Christians in Trump Land

It’s really tough to know where to start. I have so many things I could say about the events of the past week and year that my thoughts tumble into one another and end up as a jumbled mess. I am glad the election is over, though I was shocked and alarmed at the result. It’s interesting now to see so many articles coming out about why Mr. Trump won and why most people didn’t see it coming. Everyone is an expert about yesterday.

I have opinions about Mr. Trump, about Sec. Clinton, about the electoral college, and about the media. I have thoughts about our particular system of democracy and how it has become a machine that can produce only extreme parties and candidates. I have plenty I could say about Republicans and Democrats, how they’re both wrong and they’re both right. I could talk about refugees, terrorism, and race, though I am not even close to an expert on any of those topics.

But what concerns me the most is how we Christians have participated in politics in this country. I fear there are divides that may be impossible to bridge, and I fear we may have lost what little credibility we had left.

Right or wrong, Christians are now known for giving their full-throated endorsement to a man widely perceived as a racist, sexist bigot who mocks and belittles anyone who gets in his way. And we cheered when he won. Even prayed for it. Four out of five self-described evangelicals voted for him. We had good reasons, we believe: Hillary was untrustworthy, abortion is detestable, and/or we feared for the loss of religious freedom.

Each of those reasons was worth arguing, though there are counterpoints to each that I won’t get into here.

In my humble opinion, though, none of the above was enough to justify a vote for Mr. Trump. I acknowledge that many will disagree with me. I still love you, and I hope you can tolerate me :)

The Christian church now has an identity issue, however, one we must acknowledge whether we voted for Mr. Trump or not. We are now associated with every negative characteristic of our incoming president. How can we point people to the humble love of Jesus when we so strongly advocated for an arrogant bully? We felt he would protect our freedoms, but what about the freedoms of so many others he so flippantly promised he would restrict? How can we show the world that our true Lord is Jesus when we so blindly do whatever the Republican party, a human institution full of flaws and sin, tells us to do?

You may say, “But I’m not racist!” Well, good. You must acknowledge, however, that the KKK’s public endorsement of Mr. Trump makes the church look absolutely terrible, because now we’re on the same side as white supremacists. You may say, “But I’m not sexist!” Again, that’s good. But excusing the president-elect’s language and conduct as “Boys Will Be Boys” is viewed as a slap in the face to every woman who has had to overcome the trauma of sexual abuse. Unfortunately, I could go on and on.
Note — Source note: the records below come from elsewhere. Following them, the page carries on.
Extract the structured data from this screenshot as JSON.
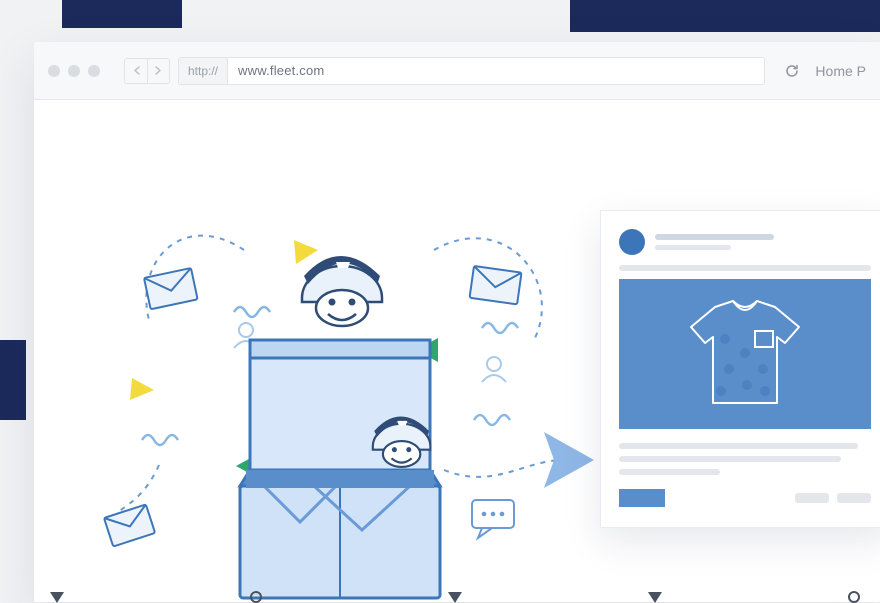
{
  "browser": {
    "scheme": "http://",
    "url": "www.fleet.com",
    "home_label": "Home P"
  }
}
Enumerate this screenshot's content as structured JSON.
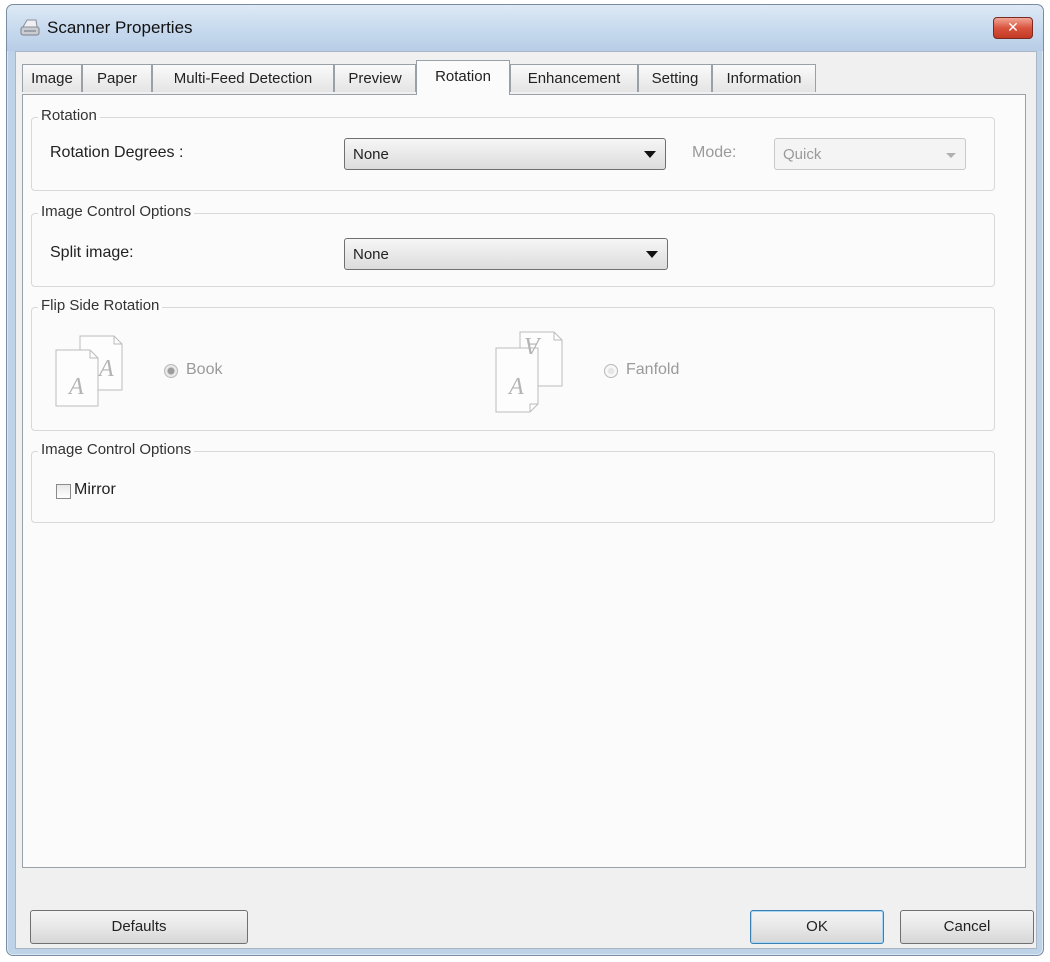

If we wish to have a positive impact for Jesus Christ on our society, we must take an active role, and I don’t mean an active political role. We must reach out and make friends all around us. We must become known as a people who serve others, regardless of race, religion, or sexual preference. We must stop bashing and spewing hatred online, and we must stop mocking and belittling our political opponents. We must understand that protecting religious freedom means that everyone has religious freedom, even Muslims wearing head scarves. And we must move beyond mere words to action that demonstrates what we say we believe. If Jesus is our Lord, then He is vastly more important than our political opinions.

All of those must’s in the paragraph above are for me as well. I want people to see Jesus, not the ridiculous and hopeless arguments of the world we live in. Can we choose to “do nothing from selfish ambition or conceit, but in humility count others more significant than [ourselves]” (Phil. 2:3)?

I pray that I can, by the grace of God. I pray we all can.

“But if anyone has the world’s goods and sees his brother in need, yet closes his heart against him, how does God’s love abide in him? Little children, let us not love in word or talk but in deed and in truth.” — 1 John 3:17–8